On Wed, 01 Nov 2000 10:52:46 -0500, Pat Broos <email@example.com> said:
>A useful upgrade to mkarf might be to have it figure out for itself which
>CCD's contribute to a given sky position and produce N ARFs.
This would require specifying 10 aspect histograms to mkarf, since
each CCD has its own distinct set of GTIs.
>* When generating an ARF for any single CCD, if the sky position you specify
>falls on a part of that CCD's exposure map that is changing rapidly on spatial
>scales comparable to your source extraction radius (e.g. 10's of pixels) then
>a paranoid observer might not be satisfied with sampling the "shoulder" of the
>"exposure map" at a single (dithered) point when the extraction region is a
>big circle. For example, one could theoretically have a fat off-axis point
>source whose sky position never actually touches CCDn, even though lots of its
>photons fell on CCDn. In that case the ARFn would be zero. Maybe it all
>comes out in the wash, but my intuition is to cover the extraction region
>(circle) with a bunch of ARF's and then average them (a crude form of
>integration). I'm currently using addarf to perform this average.
Until the PSF fraction library becomes available (and reliable), you
will have to extract counts on a region of the sky that contains the
PSF, in which case the PSF fraction will be 1 as is currently assumed.
Keep in mind that the use of PSF fraction in the ARF is meaningful

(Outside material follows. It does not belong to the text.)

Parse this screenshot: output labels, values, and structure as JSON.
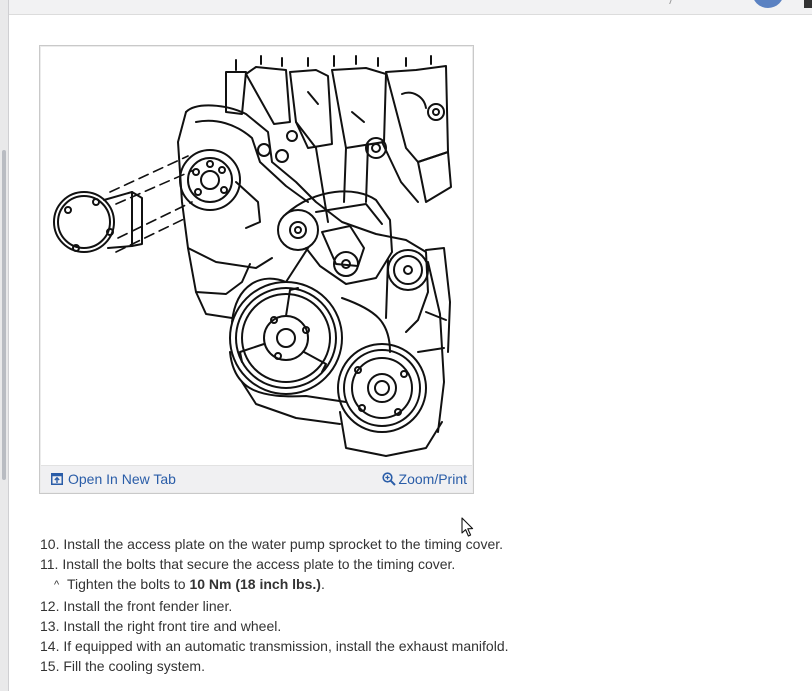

only under the circumstances that are in the appendix of the paper I
wrote upon the subject (which I need to upload to astro-ph). I
believe that the case that you are talking about invalidates this
assumption. In other words, even if we were to incorporate a PSF
fraction into the ARF, it would not help for the case that you
describe. As Jonathan suggested, you are probably better off
performing a ray trace.
This archive was generated by hypermail 2b29 : Fri Dec 13 2013 - 01:00:03 EST